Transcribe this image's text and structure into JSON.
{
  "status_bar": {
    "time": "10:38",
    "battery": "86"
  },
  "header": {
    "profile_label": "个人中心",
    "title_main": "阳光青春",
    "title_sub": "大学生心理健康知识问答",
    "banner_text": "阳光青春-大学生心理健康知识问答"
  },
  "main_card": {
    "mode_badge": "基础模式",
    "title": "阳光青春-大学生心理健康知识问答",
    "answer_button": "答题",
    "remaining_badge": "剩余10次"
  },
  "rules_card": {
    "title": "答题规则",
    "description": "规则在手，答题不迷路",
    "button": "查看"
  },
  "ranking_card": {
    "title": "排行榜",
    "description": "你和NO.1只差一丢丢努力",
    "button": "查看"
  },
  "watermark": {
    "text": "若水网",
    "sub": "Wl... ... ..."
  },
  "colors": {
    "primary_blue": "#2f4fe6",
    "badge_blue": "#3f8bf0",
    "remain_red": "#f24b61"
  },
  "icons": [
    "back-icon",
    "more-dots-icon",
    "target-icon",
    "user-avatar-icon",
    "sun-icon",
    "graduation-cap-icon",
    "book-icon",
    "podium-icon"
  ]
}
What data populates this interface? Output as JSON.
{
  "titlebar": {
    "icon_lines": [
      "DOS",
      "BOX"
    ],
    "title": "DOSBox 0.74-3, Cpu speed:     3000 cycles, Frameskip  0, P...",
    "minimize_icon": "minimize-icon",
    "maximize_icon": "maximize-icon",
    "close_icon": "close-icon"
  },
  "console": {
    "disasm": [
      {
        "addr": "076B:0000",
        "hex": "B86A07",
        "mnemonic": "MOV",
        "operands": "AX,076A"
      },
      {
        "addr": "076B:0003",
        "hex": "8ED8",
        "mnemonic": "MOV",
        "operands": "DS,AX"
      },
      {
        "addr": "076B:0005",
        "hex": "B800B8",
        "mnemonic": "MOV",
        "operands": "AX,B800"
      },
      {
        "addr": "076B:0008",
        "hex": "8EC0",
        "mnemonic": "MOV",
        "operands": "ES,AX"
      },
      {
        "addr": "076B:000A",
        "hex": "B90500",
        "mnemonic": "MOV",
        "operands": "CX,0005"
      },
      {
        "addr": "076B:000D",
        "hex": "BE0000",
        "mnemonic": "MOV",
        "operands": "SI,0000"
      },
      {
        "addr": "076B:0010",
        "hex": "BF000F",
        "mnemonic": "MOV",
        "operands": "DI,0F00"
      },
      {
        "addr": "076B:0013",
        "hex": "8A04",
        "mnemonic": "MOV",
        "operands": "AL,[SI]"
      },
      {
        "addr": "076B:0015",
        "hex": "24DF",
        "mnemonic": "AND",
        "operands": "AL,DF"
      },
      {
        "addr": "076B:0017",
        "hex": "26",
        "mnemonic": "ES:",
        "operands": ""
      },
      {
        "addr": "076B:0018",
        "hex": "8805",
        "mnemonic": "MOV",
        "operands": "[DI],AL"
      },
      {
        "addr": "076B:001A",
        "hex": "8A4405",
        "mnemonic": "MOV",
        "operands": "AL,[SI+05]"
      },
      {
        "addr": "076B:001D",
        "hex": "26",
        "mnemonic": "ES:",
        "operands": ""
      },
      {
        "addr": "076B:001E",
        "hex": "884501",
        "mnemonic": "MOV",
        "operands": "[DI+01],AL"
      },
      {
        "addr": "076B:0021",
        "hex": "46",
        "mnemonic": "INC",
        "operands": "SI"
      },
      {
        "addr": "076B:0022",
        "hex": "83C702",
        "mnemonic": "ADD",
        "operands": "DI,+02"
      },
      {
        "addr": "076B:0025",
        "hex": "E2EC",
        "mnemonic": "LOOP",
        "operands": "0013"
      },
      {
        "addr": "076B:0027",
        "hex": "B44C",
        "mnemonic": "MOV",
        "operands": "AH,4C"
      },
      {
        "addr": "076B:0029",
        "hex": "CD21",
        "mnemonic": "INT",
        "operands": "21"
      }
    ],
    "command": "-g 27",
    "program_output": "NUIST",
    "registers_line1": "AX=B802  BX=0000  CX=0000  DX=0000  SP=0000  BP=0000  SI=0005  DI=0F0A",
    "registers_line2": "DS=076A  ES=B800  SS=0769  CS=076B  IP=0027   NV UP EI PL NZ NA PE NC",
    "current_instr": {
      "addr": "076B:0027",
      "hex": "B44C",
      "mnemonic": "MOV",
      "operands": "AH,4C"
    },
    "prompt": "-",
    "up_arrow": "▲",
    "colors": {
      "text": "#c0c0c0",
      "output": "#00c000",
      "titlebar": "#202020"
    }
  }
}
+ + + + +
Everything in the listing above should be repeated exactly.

Transcribe this image's text and structure into JSON.
{
  "status_bar": {
    "time": "10:38",
    "battery": "86"
  },
  "header": {
    "profile_label": "个人中心",
    "title_main": "阳光青春",
    "title_sub": "大学生心理健康知识问答",
    "banner_text": "阳光青春-大学生心理健康知识问答"
  },
  "main_card": {
    "mode_badge": "基础模式",
    "title": "阳光青春-大学生心理健康知识问答",
    "answer_button": "答题",
    "remaining_badge": "剩余10次"
  },
  "rules_card": {
    "title": "答题规则",
    "description": "规则在手，答题不迷路",
    "button": "查看"
  },
  "ranking_card": {
    "title": "排行榜",
    "description": "你和NO.1只差一丢丢努力",
    "button": "查看"
  },
  "watermark": {
    "text": "若水网",
    "sub": "Wl... ... ..."
  },
  "colors": {
    "primary_blue": "#2f4fe6",
    "badge_blue": "#3f8bf0",
    "remain_red": "#f24b61"
  },
  "icons": [
    "back-icon",
    "more-dots-icon",
    "target-icon",
    "user-avatar-icon",
    "sun-icon",
    "graduation-cap-icon",
    "book-icon",
    "podium-icon"
  ]
}
What data populates this interface? Output as JSON.
{
  "titlebar": {
    "icon_lines": [
      "DOS",
      "BOX"
    ],
    "title": "DOSBox 0.74-3, Cpu speed:     3000 cycles, Frameskip  0, P...",
    "minimize_icon": "minimize-icon",
    "maximize_icon": "maximize-icon",
    "close_icon": "close-icon"
  },
  "console": {
    "disasm": [
      {
        "addr": "076B:0000",
        "hex": "B86A07",
        "mnemonic": "MOV",
        "operands": "AX,076A"
      },
      {
        "addr": "076B:0003",
        "hex": "8ED8",
        "mnemonic": "MOV",
        "operands": "DS,AX"
      },
      {
        "addr": "076B:0005",
        "hex": "B800B8",
        "mnemonic": "MOV",
        "operands": "AX,B800"
      },
      {
        "addr": "076B:0008",
        "hex": "8EC0",
        "mnemonic": "MOV",
        "operands": "ES,AX"
      },
      {
        "addr": "076B:000A",
        "hex": "B90500",
        "mnemonic": "MOV",
        "operands": "CX,0005"
      },
      {
        "addr": "076B:000D",
        "hex": "BE0000",
        "mnemonic": "MOV",
        "operands": "SI,0000"
      },
      {
        "addr": "076B:0010",
        "hex": "BF000F",
        "mnemonic": "MOV",
        "operands": "DI,0F00"
      },
      {
        "addr": "076B:0013",
        "hex": "8A04",
        "mnemonic": "MOV",
        "operands": "AL,[SI]"
      },
      {
        "addr": "076B:0015",
        "hex": "24DF",
        "mnemonic": "AND",
        "operands": "AL,DF"
      },
      {
        "addr": "076B:0017",
        "hex": "26",
        "mnemonic": "ES:",
        "operands": ""
      },
      {
        "addr": "076B:0018",
        "hex": "8805",
        "mnemonic": "MOV",
        "operands": "[DI],AL"
      },
      {
        "addr": "076B:001A",
        "hex": "8A4405",
        "mnemonic": "MOV",
        "operands": "AL,[SI+05]"
      },
      {
        "addr": "076B:001D",
        "hex": "26",
        "mnemonic": "ES:",
        "operands": ""
      },
      {
        "addr": "076B:001E",
        "hex": "884501",
        "mnemonic": "MOV",
        "operands": "[DI+01],AL"
      },
      {
        "addr": "076B:0021",
        "hex": "46",
        "mnemonic": "INC",
        "operands": "SI"
      },
      {
        "addr": "076B:0022",
        "hex": "83C702",
        "mnemonic": "ADD",
        "operands": "DI,+02"
      },
      {
        "addr": "076B:0025",
        "hex": "E2EC",
        "mnemonic": "LOOP",
        "operands": "0013"
      },
      {
        "addr": "076B:0027",
        "hex": "B44C",
        "mnemonic": "MOV",
        "operands": "AH,4C"
      },
      {
        "addr": "076B:0029",
        "hex": "CD21",
        "mnemonic": "INT",
        "operands": "21"
      }
    ],
    "command": "-g 27",
    "program_output": "NUIST",
    "registers_line1": "AX=B802  BX=0000  CX=0000  DX=0000  SP=0000  BP=0000  SI=0005  DI=0F0A",
    "registers_line2": "DS=076A  ES=B800  SS=0769  CS=076B  IP=0027   NV UP EI PL NZ NA PE NC",
    "current_instr": {
      "addr": "076B:0027",
      "hex": "B44C",
      "mnemonic": "MOV",
      "operands": "AH,4C"
    },
    "prompt": "-",
    "up_arrow": "▲",
    "colors": {
      "text": "#c0c0c0",
      "output": "#00c000",
      "titlebar": "#202020"
    }
  }
}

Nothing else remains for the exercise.